[Records from a data source]

################

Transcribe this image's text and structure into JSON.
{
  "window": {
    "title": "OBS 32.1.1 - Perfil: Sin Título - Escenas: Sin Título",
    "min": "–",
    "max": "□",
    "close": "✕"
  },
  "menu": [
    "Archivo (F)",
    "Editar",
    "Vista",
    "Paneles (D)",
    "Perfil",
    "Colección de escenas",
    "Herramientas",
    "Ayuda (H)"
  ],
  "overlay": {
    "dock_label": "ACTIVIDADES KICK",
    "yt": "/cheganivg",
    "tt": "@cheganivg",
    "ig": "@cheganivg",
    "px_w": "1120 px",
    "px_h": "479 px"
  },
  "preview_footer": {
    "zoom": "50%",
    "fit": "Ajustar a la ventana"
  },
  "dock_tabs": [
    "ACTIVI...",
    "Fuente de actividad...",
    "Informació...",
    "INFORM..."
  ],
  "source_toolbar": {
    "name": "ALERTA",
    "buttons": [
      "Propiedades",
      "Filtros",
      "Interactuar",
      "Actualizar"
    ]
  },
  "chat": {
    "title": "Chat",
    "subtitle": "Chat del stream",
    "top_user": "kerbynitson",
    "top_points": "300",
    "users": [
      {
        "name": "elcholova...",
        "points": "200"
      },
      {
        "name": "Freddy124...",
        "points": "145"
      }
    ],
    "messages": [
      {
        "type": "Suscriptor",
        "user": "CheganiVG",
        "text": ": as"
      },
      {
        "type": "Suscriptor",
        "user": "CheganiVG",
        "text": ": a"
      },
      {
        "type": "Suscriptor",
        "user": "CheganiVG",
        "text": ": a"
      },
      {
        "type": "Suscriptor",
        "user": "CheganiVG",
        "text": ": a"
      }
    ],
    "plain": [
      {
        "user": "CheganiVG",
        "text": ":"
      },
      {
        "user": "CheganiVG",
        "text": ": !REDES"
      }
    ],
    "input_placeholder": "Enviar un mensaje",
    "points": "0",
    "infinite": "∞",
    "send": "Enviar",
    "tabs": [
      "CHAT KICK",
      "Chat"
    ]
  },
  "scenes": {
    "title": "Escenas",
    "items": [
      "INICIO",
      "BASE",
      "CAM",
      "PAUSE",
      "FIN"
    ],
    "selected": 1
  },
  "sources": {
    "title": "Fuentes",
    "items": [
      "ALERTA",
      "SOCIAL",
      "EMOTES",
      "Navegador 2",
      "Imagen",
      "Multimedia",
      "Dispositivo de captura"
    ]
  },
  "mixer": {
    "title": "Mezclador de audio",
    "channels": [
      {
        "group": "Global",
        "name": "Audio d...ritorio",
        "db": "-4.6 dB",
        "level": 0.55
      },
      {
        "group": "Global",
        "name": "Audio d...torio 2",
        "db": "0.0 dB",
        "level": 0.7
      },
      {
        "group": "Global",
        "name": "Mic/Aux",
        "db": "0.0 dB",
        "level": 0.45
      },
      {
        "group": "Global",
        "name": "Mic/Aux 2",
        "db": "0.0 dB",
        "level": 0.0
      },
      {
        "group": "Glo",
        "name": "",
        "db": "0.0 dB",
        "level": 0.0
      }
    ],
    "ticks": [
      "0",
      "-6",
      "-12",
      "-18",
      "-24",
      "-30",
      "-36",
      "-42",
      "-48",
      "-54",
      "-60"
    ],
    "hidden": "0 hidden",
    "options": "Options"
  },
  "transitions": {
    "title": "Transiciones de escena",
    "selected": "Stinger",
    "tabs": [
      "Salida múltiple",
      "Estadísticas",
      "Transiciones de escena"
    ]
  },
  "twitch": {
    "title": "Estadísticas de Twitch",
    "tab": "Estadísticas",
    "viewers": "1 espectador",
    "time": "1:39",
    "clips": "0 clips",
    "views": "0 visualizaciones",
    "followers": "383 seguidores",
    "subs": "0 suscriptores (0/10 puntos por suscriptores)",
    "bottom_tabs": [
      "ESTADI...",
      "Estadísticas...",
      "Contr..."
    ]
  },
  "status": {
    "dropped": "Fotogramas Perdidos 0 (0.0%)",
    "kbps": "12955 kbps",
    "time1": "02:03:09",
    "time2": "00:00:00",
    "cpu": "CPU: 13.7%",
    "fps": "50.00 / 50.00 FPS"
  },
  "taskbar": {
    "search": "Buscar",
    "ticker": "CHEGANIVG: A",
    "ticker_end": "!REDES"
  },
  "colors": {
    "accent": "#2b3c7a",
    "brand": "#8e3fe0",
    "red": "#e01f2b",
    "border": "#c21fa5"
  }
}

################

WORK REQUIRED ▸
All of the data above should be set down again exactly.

FINAL ANSWER ▸
Transcribe this image's text and structure into JSON.
{
  "window": {
    "title": "OBS 32.1.1 - Perfil: Sin Título - Escenas: Sin Título",
    "min": "–",
    "max": "□",
    "close": "✕"
  },
  "menu": [
    "Archivo (F)",
    "Editar",
    "Vista",
    "Paneles (D)",
    "Perfil",
    "Colección de escenas",
    "Herramientas",
    "Ayuda (H)"
  ],
  "overlay": {
    "dock_label": "ACTIVIDADES KICK",
    "yt": "/cheganivg",
    "tt": "@cheganivg",
    "ig": "@cheganivg",
    "px_w": "1120 px",
    "px_h": "479 px"
  },
  "preview_footer": {
    "zoom": "50%",
    "fit": "Ajustar a la ventana"
  },
  "dock_tabs": [
    "ACTIVI...",
    "Fuente de actividad...",
    "Informació...",
    "INFORM..."
  ],
  "source_toolbar": {
    "name": "ALERTA",
    "buttons": [
      "Propiedades",
      "Filtros",
      "Interactuar",
      "Actualizar"
    ]
  },
  "chat": {
    "title": "Chat",
    "subtitle": "Chat del stream",
    "top_user": "kerbynitson",
    "top_points": "300",
    "users": [
      {
        "name": "elcholova...",
        "points": "200"
      },
      {
        "name": "Freddy124...",
        "points": "145"
      }
    ],
    "messages": [
      {
        "type": "Suscriptor",
        "user": "CheganiVG",
        "text": ": as"
      },
      {
        "type": "Suscriptor",
        "user": "CheganiVG",
        "text": ": a"
      },
      {
        "type": "Suscriptor",
        "user": "CheganiVG",
        "text": ": a"
      },
      {
        "type": "Suscriptor",
        "user": "CheganiVG",
        "text": ": a"
      }
    ],
    "plain": [
      {
        "user": "CheganiVG",
        "text": ":"
      },
      {
        "user": "CheganiVG",
        "text": ": !REDES"
      }
    ],
    "input_placeholder": "Enviar un mensaje",
    "points": "0",
    "infinite": "∞",
    "send": "Enviar",
    "tabs": [
      "CHAT KICK",
      "Chat"
    ]
  },
  "scenes": {
    "title": "Escenas",
    "items": [
      "INICIO",
      "BASE",
      "CAM",
      "PAUSE",
      "FIN"
    ],
    "selected": 1
  },
  "sources": {
    "title": "Fuentes",
    "items": [
      "ALERTA",
      "SOCIAL",
      "EMOTES",
      "Navegador 2",
      "Imagen",
      "Multimedia",
      "Dispositivo de captura"
    ]
  },
  "mixer": {
    "title": "Mezclador de audio",
    "channels": [
      {
        "group": "Global",
        "name": "Audio d...ritorio",
        "db": "-4.6 dB",
        "level": 0.55
      },
      {
        "group": "Global",
        "name": "Audio d...torio 2",
        "db": "0.0 dB",
        "level": 0.7
      },
      {
        "group": "Global",
        "name": "Mic/Aux",
        "db": "0.0 dB",
        "level": 0.45
      },
      {
        "group": "Global",
        "name": "Mic/Aux 2",
        "db": "0.0 dB",
        "level": 0.0
      },
      {
        "group": "Glo",
        "name": "",
        "db": "0.0 dB",
        "level": 0.0
      }
    ],
    "ticks": [
      "0",
      "-6",
      "-12",
      "-18",
      "-24",
      "-30",
      "-36",
      "-42",
      "-48",
      "-54",
      "-60"
    ],
    "hidden": "0 hidden",
    "options": "Options"
  },
  "transitions": {
    "title": "Transiciones de escena",
    "selected": "Stinger",
    "tabs": [
      "Salida múltiple",
      "Estadísticas",
      "Transiciones de escena"
    ]
  },
  "twitch": {
    "title": "Estadísticas de Twitch",
    "tab": "Estadísticas",
    "viewers": "1 espectador",
    "time": "1:39",
    "clips": "0 clips",
    "views": "0 visualizaciones",
    "followers": "383 seguidores",
    "subs": "0 suscriptores (0/10 puntos por suscriptores)",
    "bottom_tabs": [
      "ESTADI...",
      "Estadísticas...",
      "Contr..."
    ]
  },
  "status": {
    "dropped": "Fotogramas Perdidos 0 (0.0%)",
    "kbps": "12955 kbps",
    "time1": "02:03:09",
    "time2": "00:00:00",
    "cpu": "CPU: 13.7%",
    "fps": "50.00 / 50.00 FPS"
  },
  "taskbar": {
    "search": "Buscar",
    "ticker": "CHEGANIVG: A",
    "ticker_end": "!REDES"
  },
  "colors": {
    "accent": "#2b3c7a",
    "brand": "#8e3fe0",
    "red": "#e01f2b",
    "border": "#c21fa5"
  }
}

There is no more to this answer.